How Much Do Cold Temperatures Affect an Electric Vehicle’s Driving Range?

The cold, hard truth about winter’s effects on EV batteries

Tesla, an EV driving in the winter Photo: Adobe Stock

With a proliferation of choices covering electric vehicle styles and driving range, more Americans are considering purchasing an EV. One of the common hesitations, aside from range anxiety in general, is how an electric car will perform in extreme temperatures. But should this concern prevent a potential buyer from making the leap to an EV?

The main reasons driving range goes down in cold weather are the impact on battery chemistry when parked and the drain in order to maintain battery temperature and supply cabin heat. Cold temperatures can reduce an unplugged EV’s range by about 20 percent, according to testing by the Norwegian Automobile Federation, and recharging takes longer than in warm weather. 

Running the cabin heater, seat heaters, defroster, and other accessories that combat the cold weather inside the car all sap range. For cold temperatures, what we have found is that 20° F and colder is when the range really drops. (Learn how to get the most out of your car’s heater.)

We’ve done some testing on how the cold weather affects range, and one of the biggest takeaways is that you need to consider how many miles you drive in a typical day and double that number to determine the driving range that’s right for your needs. The good news is that many electric cars are getting 200-plus miles of battery range, and that number is generally improving from model year to model year. (Where this is a greater concern is with an older EV that might have lost some range over time.)

A key reason to choose added range is not only the energy demands but also the unpredictability of weather. You don’t want the stress of being caught in a winter storm not knowing how long the drive will take. 

To reduce the impact of cold, park the car in a garage where it can remain on a charger. “It takes less energy to maintain a temperature than to raise it, so this can make a significant difference in range,” says Sam Abuelsamid, senior analyst at the automotive research and consulting firm Navigant.

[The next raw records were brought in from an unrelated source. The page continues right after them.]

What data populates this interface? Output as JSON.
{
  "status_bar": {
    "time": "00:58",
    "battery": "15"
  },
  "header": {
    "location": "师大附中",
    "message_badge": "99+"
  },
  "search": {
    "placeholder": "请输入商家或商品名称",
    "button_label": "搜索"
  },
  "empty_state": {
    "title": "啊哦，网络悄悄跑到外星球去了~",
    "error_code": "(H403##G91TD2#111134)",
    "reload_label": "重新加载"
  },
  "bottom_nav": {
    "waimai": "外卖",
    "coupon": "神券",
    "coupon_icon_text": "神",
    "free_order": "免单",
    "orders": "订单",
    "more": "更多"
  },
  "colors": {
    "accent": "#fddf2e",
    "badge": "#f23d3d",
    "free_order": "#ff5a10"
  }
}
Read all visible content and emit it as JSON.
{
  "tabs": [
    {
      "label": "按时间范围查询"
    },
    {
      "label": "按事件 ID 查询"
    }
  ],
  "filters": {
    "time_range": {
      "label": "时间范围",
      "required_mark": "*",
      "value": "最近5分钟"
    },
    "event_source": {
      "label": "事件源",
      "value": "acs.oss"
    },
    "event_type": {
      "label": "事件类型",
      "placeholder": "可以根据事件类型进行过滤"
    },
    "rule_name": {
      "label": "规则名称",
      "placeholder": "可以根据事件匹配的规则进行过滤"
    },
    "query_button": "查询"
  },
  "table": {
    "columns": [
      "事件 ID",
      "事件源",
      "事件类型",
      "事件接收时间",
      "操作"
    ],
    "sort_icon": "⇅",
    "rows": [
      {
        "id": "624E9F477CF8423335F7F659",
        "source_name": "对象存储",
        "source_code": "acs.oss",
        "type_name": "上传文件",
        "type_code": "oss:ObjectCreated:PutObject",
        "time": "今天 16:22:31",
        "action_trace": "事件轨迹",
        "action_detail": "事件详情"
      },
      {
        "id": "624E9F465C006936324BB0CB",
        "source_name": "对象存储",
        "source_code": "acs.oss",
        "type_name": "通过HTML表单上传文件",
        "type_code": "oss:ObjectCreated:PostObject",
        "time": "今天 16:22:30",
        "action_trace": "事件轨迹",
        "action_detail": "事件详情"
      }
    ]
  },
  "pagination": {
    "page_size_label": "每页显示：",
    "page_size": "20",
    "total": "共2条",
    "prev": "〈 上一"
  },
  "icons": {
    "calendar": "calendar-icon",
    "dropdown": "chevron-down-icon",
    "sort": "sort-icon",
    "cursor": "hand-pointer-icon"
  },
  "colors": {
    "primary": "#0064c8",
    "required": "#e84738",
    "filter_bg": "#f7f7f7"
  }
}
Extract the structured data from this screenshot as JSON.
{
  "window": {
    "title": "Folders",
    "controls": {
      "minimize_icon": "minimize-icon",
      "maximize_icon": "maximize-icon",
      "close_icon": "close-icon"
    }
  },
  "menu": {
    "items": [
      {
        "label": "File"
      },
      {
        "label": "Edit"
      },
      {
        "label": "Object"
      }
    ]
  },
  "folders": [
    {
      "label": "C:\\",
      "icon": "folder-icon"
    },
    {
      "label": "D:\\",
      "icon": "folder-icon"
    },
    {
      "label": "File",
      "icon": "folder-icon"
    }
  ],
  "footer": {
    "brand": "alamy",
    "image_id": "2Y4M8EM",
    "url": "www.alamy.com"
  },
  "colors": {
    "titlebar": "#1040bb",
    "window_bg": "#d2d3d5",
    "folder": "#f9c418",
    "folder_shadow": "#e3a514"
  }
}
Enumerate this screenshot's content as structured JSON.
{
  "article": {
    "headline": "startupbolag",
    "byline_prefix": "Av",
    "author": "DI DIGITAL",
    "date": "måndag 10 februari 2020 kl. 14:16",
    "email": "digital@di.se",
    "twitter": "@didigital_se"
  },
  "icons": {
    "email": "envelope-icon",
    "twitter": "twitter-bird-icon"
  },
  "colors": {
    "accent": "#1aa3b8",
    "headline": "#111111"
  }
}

If you think the climate where you live might be too harsh for an EV, consider a plug-in hybrid. You’ll have the advantage of electric power around town and for short commutes but still have the safety net of an internal combustion engine for longer trips and extreme temperatures.